Notification Center has its faults, too. First, I find its organization—in which alerts are grouped by app—to be not all that useful; in fact, I prefer the Lock Screen and its reverse chronological sorting of notifications. Clearing old notifications still requires a pair of taps—the first on a comically small tapping target—and Apple’s failure to include a simple Clear All button for when you crave Notification Center Zero makes little sense.
I’m rooting for iOS 6 to address these failings, and to add a significant new Notification Center feature, too—support for third-party apps to add widgets. I use the Stocks and Weather widgets on my iPhone all the time, and I get annoyed that they’re not present on my iPad (which lacks Stocks and Weather apps of its own). Opening up Notification Center to third-party app developers would mean that I could get quick access to, say, multiple weather forecasts, Macworld headlines, or other content I’d like frequent access to.
And while we’re on the subject, I’d like Apple to allow better Calendar customization in Notification Center—I want to see my next appointments on specific calendars, not just the first five appointments found on the first calendar selected.

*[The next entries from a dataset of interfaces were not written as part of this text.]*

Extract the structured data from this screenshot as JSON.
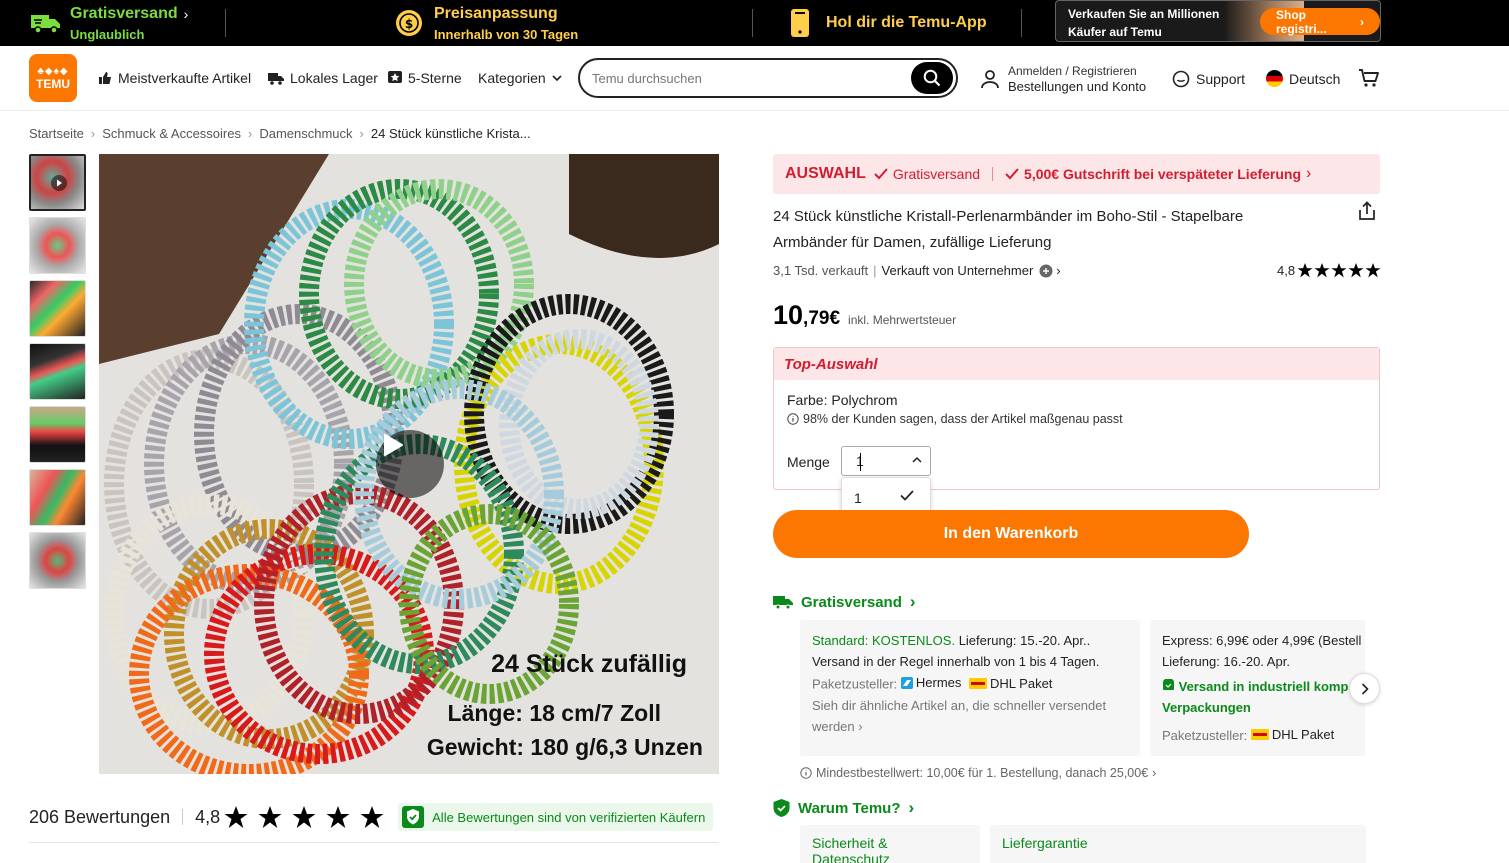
{
  "promo": {
    "free_shipping_title": "Gratisversand",
    "free_shipping_sub": "Unglaublich",
    "price_adjust_title": "Preisanpassung",
    "price_adjust_sub": "Innerhalb von 30 Tagen",
    "app_title": "Hol dir die Temu-App",
    "seller_line1": "Verkaufen Sie an Millionen",
    "seller_line2": "Käufer auf Temu",
    "seller_cta": "Shop registri..."
  },
  "header": {
    "logo_line1": "TEMU",
    "nav": [
      "Meistverkaufte Artikel",
      "Lokales Lager",
      "5-Sterne",
      "Kategorien"
    ],
    "search_placeholder": "Temu durchsuchen",
    "account_line1": "Anmelden / Registrieren",
    "account_line2": "Bestellungen und Konto",
    "support": "Support",
    "language": "Deutsch"
  },
  "breadcrumb": [
    "Startseite",
    "Schmuck & Accessoires",
    "Damenschmuck",
    "24 Stück künstliche Krista..."
  ],
  "image_overlay": {
    "line1": "24 Stück zufällig",
    "line2": "Länge: 18 cm/7 Zoll",
    "line3": "Gewicht: 180 g/6,3 Unzen"
  },
  "reviews": {
    "count": "206 Bewertungen",
    "rating": "4,8",
    "stars": 5,
    "verified": "Alle Bewertungen sind von verifizierten Käufern"
  },
  "product": {
    "auswahl_tag": "AUSWAHL",
    "auswahl_free": "Gratisversand",
    "auswahl_credit": "5,00€ Gutschrift bei verspäteter Lieferung",
    "title": "24 Stück künstliche Kristall-Perlenarmbänder im Boho-Stil - Stapelbare Armbänder für Damen, zufällige Lieferung",
    "sold": "3,1 Tsd. verkauft",
    "seller": "Verkauft von Unternehmer",
    "rating": "4,8",
    "price_main": "10",
    "price_cents": ",79€",
    "price_note": "inkl. Mehrwertsteuer",
    "top_choice": "Top-Auswahl",
    "color": "Farbe: Polychrom",
    "fit": "98% der Kunden sagen, dass der Artikel maßgenau passt",
    "qty_label": "Menge",
    "qty_value": "1",
    "qty_option": "1",
    "cart_button": "In den Warenkorb"
  },
  "shipping": {
    "heading": "Gratisversand",
    "standard_label": "Standard: KOSTENLOS.",
    "standard_delivery": " Lieferung: 15.-20. Apr..",
    "standard_dispatch": "Versand in der Regel innerhalb von 1 bis 4 Tagen.",
    "carrier_label": "Paketzusteller:",
    "carrier1": "Hermes",
    "carrier2": "DHL Paket",
    "similar": "Sieh dir ähnliche Artikel an, die schneller versendet werden",
    "express_line": "Express: 6,99€ oder 4,99€ (Bestell",
    "express_delivery": "Lieferung: 16.-20. Apr.",
    "eco_line1": "Versand in industriell komp",
    "eco_line2": "Verpackungen",
    "express_carrier": "DHL Paket",
    "min_order": "Mindestbestellwert: 10,00€ für 1. Bestellung, danach 25,00€"
  },
  "why": {
    "heading": "Warum Temu?",
    "card1": "Sicherheit & Datenschutz",
    "card2": "Liefergarantie"
  },
  "colors": {
    "orange": "#fb7701",
    "red": "#d31d2e",
    "green": "#0a8a1a"
  }
}
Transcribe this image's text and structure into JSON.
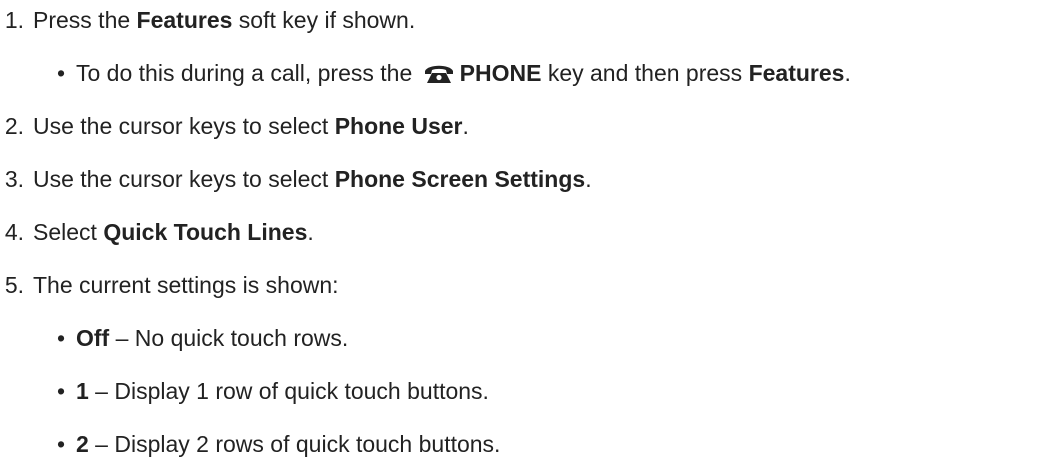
{
  "steps": [
    {
      "number": "1.",
      "pre": "Press the ",
      "bold": "Features",
      "post": " soft key if shown.",
      "sub": {
        "bullet": "•",
        "pre": "To do this during a call, press the ",
        "icon": "phone-icon",
        "bold1": "PHONE",
        "mid": " key and then press ",
        "bold2": "Features",
        "post": "."
      }
    },
    {
      "number": "2.",
      "pre": "Use the cursor keys to select ",
      "bold": "Phone User",
      "post": "."
    },
    {
      "number": "3.",
      "pre": "Use the cursor keys to select ",
      "bold": "Phone Screen Settings",
      "post": "."
    },
    {
      "number": "4.",
      "pre": "Select ",
      "bold": "Quick Touch Lines",
      "post": "."
    },
    {
      "number": "5.",
      "text": "The current settings is shown:",
      "options": [
        {
          "bullet": "•",
          "bold": "Off",
          "desc": " – No quick touch rows."
        },
        {
          "bullet": "•",
          "bold": "1",
          "desc": " – Display 1 row of quick touch buttons."
        },
        {
          "bullet": "•",
          "bold": "2",
          "desc": " – Display 2 rows of quick touch buttons."
        }
      ]
    }
  ]
}
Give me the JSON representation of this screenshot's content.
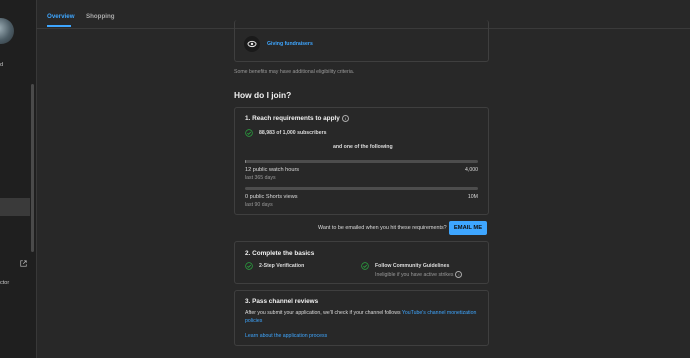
{
  "tabs": [
    {
      "label": "Overview",
      "active": true
    },
    {
      "label": "Shopping",
      "active": false
    }
  ],
  "sidebar": {
    "fragments": [
      "d",
      "ctor"
    ]
  },
  "benefits": {
    "item_label": "Giving fundraisers",
    "note": "Some benefits may have additional eligibility criteria."
  },
  "join": {
    "heading": "How do I join?"
  },
  "step1": {
    "title": "1. Reach requirements to apply",
    "subscribers": "88,983 of 1,000 subscribers",
    "separator": "and one of the following",
    "watch_hours": {
      "label": "12 public watch hours",
      "sub": "last 365 days",
      "goal": "4,000",
      "progress": 0.003
    },
    "shorts_views": {
      "label": "0 public Shorts views",
      "sub": "last 90 days",
      "goal": "10M",
      "progress": 0
    }
  },
  "email": {
    "prompt": "Want to be emailed when you hit these requirements?",
    "button": "EMAIL ME"
  },
  "step2": {
    "title": "2. Complete the basics",
    "verification": "2-Step Verification",
    "community": "Follow Community Guidelines",
    "community_sub": "Ineligible if you have active strikes"
  },
  "step3": {
    "title": "3. Pass channel reviews",
    "body": "After you submit your application, we'll check if your channel follows",
    "policy_link": "YouTube's channel monetization policies",
    "learn_link": "Learn about the application process"
  },
  "colors": {
    "accent": "#3ea6ff",
    "check": "#2ba640",
    "bg": "#282828"
  }
}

What’s more, a few well-placed controls in Notification Center could finally offer quicker access to commonly needed features like Airplane Mode, Bluetooth, and the like, all of which currently require too many taps to toggle.
Some iPhone competitors offer a clever feature for conserving battery life: They use geolocation to figure out where you are, automatically enabling and disabling the Wi-Fi antenna when you’re away from a known hotspot.
When you’re home, the phone can tell; it turns on Wi-Fi and connects to your network. Jump in the car, however, and your phone soon notes that you’ve left your abode, and shuts off the Wi-Fi so that the device won’t needlessly continue to scan for other base stations. You can override that, of course, if you find yourself at a coffeeshop with a wireless network you’d like to connect to—and then your phone remembers the location for that hotspot, too. When you head home again, your phone automatically turns off the Wi-Fi again until you get there.
Were iOS updates not free, I would say that this one alone could be worth the price of admission. Prove it to yourself by disabling Wi-Fi the next time you’re out and about, and watch how much more slowly your iPhone’s battery drains.
Siri, do more
I’ve written at length (with my colleague Dan Moren) about Siri features Apple ought to add to iOS—easy pickings like the ability to change settings, tweet, launch apps, and the like; I won’t rehash them all here. But I’d welcome core Siri improvements eagerly, even if it meant that one common request—support for third-party apps to use Siri—fell by the wayside for now. In fact, as Dan and I suggested, Apple could do well to integrate more online services (in addition to Yelp and WolframAlpha) behind-the-scenes to power Siri’s virtual brain.
So that’s my iOS 6 wish list. We’ll likely see whether Apple caters to my needs or not next month. But in the meantime: What are you hoping for? Sound off in the comments.
[Lex Friedman is a Macworld staff writer.